---- Input

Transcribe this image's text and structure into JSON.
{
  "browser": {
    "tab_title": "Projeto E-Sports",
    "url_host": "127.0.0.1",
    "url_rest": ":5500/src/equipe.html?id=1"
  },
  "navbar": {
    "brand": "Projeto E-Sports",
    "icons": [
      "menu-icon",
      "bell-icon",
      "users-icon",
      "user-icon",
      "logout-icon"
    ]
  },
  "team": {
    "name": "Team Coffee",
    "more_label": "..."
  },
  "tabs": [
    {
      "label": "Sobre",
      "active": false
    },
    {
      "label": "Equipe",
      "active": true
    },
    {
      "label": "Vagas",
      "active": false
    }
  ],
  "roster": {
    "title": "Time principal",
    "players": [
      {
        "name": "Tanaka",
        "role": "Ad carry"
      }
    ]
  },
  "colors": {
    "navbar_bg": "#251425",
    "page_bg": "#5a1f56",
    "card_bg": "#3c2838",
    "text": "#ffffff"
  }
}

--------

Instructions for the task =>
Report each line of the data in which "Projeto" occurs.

Task solution =>
    "tab_title": "Projeto E-Sports",
    "brand": "Projeto E-Sports",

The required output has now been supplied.